◆ How to complete this task: Search the data below for the string "Feedback". Extract every line that contains it.

◆ The records:

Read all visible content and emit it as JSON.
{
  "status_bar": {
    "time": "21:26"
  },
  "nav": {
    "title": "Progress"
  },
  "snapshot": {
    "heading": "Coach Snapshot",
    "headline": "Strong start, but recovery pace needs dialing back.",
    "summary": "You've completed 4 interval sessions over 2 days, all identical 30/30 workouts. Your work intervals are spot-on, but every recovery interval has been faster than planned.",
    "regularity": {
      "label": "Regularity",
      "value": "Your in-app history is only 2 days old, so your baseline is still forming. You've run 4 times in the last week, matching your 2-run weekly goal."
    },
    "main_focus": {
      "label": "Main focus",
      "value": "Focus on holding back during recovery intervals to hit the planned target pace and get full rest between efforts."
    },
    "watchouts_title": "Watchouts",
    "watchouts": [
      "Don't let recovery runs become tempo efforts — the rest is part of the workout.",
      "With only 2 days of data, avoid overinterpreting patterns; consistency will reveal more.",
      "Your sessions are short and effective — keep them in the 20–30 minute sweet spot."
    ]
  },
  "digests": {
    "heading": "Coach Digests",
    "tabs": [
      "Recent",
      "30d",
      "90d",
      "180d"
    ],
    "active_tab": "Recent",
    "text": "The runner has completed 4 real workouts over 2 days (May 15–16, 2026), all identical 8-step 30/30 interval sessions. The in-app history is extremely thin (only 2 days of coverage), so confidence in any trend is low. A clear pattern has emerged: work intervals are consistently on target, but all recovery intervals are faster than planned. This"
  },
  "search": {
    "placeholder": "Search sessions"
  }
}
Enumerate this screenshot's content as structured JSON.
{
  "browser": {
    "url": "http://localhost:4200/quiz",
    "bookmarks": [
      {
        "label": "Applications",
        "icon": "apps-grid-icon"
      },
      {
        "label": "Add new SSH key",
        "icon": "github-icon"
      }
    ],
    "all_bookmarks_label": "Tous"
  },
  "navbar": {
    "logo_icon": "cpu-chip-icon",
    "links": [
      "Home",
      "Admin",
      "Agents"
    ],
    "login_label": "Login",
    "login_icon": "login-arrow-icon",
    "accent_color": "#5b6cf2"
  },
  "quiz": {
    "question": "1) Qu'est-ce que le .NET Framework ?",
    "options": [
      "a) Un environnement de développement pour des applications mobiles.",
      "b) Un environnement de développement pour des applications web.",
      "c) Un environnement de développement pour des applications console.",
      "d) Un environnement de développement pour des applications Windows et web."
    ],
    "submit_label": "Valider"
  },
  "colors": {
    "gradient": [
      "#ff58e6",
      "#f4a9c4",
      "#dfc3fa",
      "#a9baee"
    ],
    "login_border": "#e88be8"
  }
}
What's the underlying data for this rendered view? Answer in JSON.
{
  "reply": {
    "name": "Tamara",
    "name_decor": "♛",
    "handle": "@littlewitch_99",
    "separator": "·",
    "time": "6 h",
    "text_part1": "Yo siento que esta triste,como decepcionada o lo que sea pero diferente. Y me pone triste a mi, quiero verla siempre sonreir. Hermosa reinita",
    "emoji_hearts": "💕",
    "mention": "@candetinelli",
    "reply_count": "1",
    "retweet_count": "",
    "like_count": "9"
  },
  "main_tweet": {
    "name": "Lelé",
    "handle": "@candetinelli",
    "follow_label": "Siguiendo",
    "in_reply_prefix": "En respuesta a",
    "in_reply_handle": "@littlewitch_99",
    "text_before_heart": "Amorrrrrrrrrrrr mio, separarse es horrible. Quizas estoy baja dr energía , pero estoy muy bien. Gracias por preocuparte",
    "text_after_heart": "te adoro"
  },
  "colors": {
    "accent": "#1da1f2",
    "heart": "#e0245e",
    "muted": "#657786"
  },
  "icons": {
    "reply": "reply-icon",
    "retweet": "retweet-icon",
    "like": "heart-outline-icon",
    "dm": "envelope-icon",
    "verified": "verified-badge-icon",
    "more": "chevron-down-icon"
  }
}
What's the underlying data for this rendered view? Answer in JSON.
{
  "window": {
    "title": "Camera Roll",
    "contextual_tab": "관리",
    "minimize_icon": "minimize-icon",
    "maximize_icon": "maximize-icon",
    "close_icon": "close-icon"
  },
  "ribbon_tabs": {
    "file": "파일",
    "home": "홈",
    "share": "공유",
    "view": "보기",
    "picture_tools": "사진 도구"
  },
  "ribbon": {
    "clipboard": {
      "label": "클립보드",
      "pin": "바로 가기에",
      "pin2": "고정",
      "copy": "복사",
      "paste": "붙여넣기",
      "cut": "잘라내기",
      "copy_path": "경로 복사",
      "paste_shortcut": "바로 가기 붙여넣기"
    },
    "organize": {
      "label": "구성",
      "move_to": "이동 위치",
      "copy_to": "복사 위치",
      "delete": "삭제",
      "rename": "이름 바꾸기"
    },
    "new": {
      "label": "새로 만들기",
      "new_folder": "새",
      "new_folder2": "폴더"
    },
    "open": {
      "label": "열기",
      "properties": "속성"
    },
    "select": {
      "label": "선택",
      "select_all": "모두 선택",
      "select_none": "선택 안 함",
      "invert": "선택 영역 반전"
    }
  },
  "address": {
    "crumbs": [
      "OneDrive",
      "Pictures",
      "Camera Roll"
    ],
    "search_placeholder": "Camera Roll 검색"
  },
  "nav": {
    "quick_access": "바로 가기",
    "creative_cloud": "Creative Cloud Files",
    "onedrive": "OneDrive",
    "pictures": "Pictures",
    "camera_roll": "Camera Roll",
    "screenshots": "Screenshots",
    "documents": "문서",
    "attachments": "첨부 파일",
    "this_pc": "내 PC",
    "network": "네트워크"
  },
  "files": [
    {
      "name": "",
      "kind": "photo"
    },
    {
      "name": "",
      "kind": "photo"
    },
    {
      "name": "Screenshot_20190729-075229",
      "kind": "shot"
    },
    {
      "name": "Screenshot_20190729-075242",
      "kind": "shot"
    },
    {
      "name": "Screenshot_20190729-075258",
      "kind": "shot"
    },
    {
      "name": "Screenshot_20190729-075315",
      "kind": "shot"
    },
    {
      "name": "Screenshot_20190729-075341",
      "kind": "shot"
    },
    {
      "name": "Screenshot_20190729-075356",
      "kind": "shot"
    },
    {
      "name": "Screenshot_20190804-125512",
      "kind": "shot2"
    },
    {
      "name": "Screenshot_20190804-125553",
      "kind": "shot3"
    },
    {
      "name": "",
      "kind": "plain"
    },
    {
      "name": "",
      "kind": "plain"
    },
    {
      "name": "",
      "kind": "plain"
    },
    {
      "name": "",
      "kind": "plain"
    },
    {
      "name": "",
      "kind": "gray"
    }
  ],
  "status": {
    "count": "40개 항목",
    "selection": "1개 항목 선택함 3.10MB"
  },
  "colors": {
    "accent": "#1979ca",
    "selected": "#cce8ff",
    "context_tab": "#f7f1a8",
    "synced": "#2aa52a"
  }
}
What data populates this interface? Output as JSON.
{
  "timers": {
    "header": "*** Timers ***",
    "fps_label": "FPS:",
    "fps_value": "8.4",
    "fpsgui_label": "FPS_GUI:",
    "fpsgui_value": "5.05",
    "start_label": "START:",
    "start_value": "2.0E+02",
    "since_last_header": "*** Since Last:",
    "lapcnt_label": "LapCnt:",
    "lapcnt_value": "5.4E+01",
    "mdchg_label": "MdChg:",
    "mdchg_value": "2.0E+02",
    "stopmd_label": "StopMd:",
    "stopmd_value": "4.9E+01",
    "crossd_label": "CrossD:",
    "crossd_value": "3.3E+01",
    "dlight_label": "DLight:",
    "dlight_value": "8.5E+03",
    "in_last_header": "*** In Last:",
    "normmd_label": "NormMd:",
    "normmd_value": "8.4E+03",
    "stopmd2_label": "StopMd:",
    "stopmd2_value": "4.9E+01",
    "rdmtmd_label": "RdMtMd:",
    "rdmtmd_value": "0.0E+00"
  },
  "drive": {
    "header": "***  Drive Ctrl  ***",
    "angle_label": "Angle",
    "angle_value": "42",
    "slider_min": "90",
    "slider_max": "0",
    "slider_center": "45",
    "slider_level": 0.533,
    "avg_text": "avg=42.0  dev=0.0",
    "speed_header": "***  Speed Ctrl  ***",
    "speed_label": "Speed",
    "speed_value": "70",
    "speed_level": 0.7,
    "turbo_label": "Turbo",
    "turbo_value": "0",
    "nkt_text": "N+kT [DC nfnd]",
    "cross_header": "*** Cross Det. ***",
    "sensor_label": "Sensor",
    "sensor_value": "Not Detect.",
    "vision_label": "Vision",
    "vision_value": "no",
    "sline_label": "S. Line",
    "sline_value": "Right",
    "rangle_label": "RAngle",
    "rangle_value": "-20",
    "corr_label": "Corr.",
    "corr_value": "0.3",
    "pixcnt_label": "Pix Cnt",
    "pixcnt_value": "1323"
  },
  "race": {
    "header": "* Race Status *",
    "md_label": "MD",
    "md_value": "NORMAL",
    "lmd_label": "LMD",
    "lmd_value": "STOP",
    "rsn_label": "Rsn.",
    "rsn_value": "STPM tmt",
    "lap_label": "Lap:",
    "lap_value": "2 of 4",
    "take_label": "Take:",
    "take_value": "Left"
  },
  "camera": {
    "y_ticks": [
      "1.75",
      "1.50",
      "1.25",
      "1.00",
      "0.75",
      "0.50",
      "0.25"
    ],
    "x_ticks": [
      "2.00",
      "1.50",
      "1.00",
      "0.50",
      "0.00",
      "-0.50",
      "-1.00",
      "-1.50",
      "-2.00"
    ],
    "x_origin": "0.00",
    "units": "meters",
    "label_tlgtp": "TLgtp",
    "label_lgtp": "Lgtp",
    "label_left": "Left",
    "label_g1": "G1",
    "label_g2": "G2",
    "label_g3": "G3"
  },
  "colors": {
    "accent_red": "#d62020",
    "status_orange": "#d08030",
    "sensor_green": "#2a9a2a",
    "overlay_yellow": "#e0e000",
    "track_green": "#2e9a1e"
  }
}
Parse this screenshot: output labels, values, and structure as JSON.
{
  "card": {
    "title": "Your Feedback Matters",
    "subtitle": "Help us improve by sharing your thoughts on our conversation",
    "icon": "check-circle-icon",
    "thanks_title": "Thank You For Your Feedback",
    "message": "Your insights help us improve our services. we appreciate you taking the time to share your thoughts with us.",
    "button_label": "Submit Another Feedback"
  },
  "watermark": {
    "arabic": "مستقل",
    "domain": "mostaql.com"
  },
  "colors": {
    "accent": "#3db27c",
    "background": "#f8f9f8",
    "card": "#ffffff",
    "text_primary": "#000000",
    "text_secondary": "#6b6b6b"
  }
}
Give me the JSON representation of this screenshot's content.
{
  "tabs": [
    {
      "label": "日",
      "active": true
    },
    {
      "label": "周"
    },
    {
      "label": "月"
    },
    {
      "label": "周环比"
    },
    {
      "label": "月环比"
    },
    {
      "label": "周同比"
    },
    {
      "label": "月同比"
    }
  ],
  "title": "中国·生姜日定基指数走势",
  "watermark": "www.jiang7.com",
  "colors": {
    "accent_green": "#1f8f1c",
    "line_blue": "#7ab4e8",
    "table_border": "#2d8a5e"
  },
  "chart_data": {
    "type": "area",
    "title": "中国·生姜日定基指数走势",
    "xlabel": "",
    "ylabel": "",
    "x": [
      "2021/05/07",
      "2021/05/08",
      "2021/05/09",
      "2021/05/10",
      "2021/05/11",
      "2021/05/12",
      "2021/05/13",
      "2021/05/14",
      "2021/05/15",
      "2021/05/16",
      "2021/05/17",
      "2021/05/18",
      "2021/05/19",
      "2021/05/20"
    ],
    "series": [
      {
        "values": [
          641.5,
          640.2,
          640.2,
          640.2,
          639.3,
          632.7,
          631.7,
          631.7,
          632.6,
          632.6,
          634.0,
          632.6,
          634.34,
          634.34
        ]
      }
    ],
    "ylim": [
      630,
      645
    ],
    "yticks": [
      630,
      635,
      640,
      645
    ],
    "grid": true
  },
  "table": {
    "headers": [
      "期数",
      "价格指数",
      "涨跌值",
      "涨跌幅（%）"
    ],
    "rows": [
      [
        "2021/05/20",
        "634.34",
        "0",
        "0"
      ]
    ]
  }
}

◆ Answer box:
    "title": "Your Feedback Matters",
    "thanks_title": "Thank You For Your Feedback",
    "button_label": "Submit Another Feedback"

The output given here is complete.